The truth was that the men didn’t reveal their feelings to anyone, not even their own shadows, which at a certain time of day became so small as to vanish into their bodies, a phenomenon also experienced by the women and all the other creatures in the region, whether they had souls or not.
The people of See-the-Sea—at least the most radical among them—came to believe that at that time of day, the body and the mind actually devoured the shadow. They were so convinced of this strange dietary regimen that when they felt the moment approaching, they perched on strategically located rocks until their shadows reappeared. Visitors to the region reported that residents wished for the extinction of shadows everywhere so they would never again have to worry about that little fragment of time. Evidently, the people of See-the-Sea had a penchant for exaggeration, a compulsion that permeated their society. This is corroborated by historical accounts.
That special moment when bodies lost their shadows became known as the Waning Time, lord of all that transpired during that little slice of the day. It was said that no one with any sense dared defy it.
Certain prohibitions took effect during that part of the day. Set off on a journey in the Waning Time? Never. Harvest or sow during Waning Time? No. Give birth during Waning Time? Not on your life. Mix ingredients, be they for bread, cheese mass, pastries, or even concrete, during Waning Time? Absolutely forbidden. Pursue a romance during Waning Time? Romance was permitted, but only when it was murky, extraordinary, complicated, terrible, and, why not, reprehensible, of the kind that puts people between a dagger and a sword, both pointed at the soul, whether radiant or bathed in sadness. At times, an endless nightmare.
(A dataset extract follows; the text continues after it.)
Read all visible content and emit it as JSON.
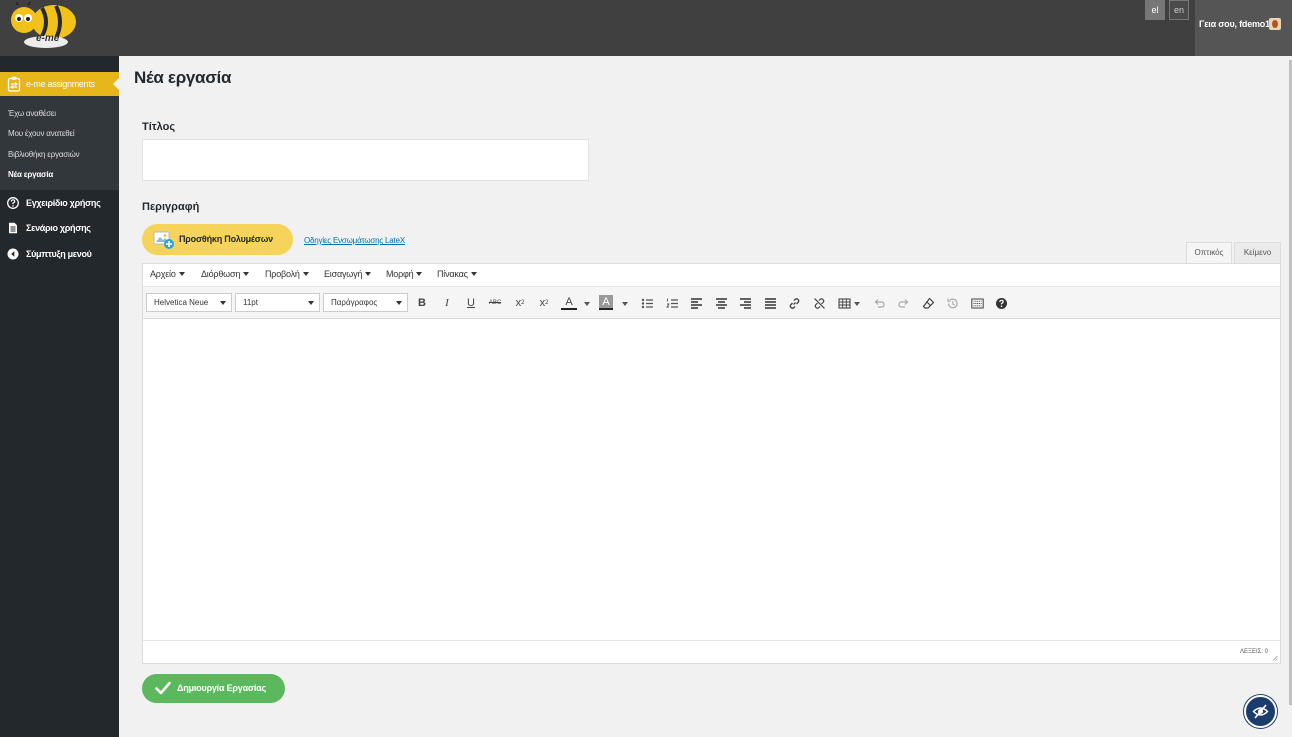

In spite of the silences, the extravagances, and the power attributed to the Waning Time, in spite of all that, which is already strange enough, what really frustrated the people of See-the-Sea and forced them to rigorously measure their every word was nothing more than their inability to guess what those around them, whether neighbor or relative, friend or enemy, platonic or intimate companion, was thinking. And they believed—just imagine it—that everyone else had that ability.
This drama—or perhaps tragedy?—strengthened the individuality and individualism of each citizen of See-the-Sea, and gave rise to such fervent personal conviction that outside observers ascribed it to the realm of faith.
As a result, everyone in See-the-Sea shielded themselves behind mistrust, trapped in the nonsensical belief that someone was listening in on their thoughts.
This was the basis underlying the decision—the radical decision—each took, and therefore all of them took, to put a definitive end to thinking at all and transform the place into a sphere of profound silence. Smug smiles, complicit glances, and any gestures that might be considered compromising were relegated to the darkness, and so the act of thinking in See-the-Sea became a strictly prohibited exercise that was at once highly seductive.
Who was responsible for this society that gave words so much power? Why did an entire population silence itself, forbidding both thought and speech? What do words have to do with happiness? How long could the silence sustain so much loneliness, so much neglect—so many lives?
Time, the best cure for all ills, completed hundreds of millions of revolutions, and one day, when the people woke up, they felt different—they forgot that everyone else could read their thoughts. Their conversations were normal, as were their demeanors. When the weekend arrived and it came time to play “the game of truth,” or their favorite, “guess what I’m thinking,” they felt calm and confident, like someone heading to church, at the appointed time, for an encounter with the divine.
© Dina Salústio. Translation © 2020 by Nina Perrotta. All rights reserved.